Check every line of the entries below for the word "icon", and copy the ones that have it.

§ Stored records
[Start of section]

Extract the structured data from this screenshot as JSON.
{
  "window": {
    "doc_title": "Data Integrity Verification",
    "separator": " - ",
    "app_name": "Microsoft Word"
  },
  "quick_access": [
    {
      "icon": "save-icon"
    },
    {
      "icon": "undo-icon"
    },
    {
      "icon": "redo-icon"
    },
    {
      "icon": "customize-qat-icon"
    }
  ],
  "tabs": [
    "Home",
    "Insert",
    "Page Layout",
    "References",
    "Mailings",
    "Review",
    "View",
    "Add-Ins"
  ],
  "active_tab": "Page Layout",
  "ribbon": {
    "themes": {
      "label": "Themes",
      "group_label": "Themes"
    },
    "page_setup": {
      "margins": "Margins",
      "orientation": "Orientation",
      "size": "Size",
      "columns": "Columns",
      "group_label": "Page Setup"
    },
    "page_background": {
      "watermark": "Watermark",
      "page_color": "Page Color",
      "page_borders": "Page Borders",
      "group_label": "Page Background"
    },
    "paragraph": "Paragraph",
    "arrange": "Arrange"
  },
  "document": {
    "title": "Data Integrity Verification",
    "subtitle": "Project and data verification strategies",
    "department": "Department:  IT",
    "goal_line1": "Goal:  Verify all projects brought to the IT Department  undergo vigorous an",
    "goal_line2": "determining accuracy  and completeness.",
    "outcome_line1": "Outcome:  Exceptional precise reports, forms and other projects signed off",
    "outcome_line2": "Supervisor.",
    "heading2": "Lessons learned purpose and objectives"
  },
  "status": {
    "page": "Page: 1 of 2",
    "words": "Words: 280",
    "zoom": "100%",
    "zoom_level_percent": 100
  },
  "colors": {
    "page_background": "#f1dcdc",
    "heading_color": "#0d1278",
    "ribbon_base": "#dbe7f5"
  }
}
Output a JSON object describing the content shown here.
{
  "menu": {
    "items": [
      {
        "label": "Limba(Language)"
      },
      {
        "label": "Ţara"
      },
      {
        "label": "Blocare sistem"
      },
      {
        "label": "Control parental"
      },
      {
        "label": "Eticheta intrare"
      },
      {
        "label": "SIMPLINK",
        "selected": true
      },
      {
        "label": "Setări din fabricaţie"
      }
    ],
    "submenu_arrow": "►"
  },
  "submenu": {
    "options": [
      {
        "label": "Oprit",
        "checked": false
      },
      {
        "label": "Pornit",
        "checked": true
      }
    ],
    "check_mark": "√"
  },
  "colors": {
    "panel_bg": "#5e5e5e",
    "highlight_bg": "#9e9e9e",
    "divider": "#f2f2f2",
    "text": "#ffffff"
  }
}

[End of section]

§ Problem solution
      "icon": "save-icon"
      "icon": "undo-icon"
      "icon": "redo-icon"
      "icon": "customize-qat-icon"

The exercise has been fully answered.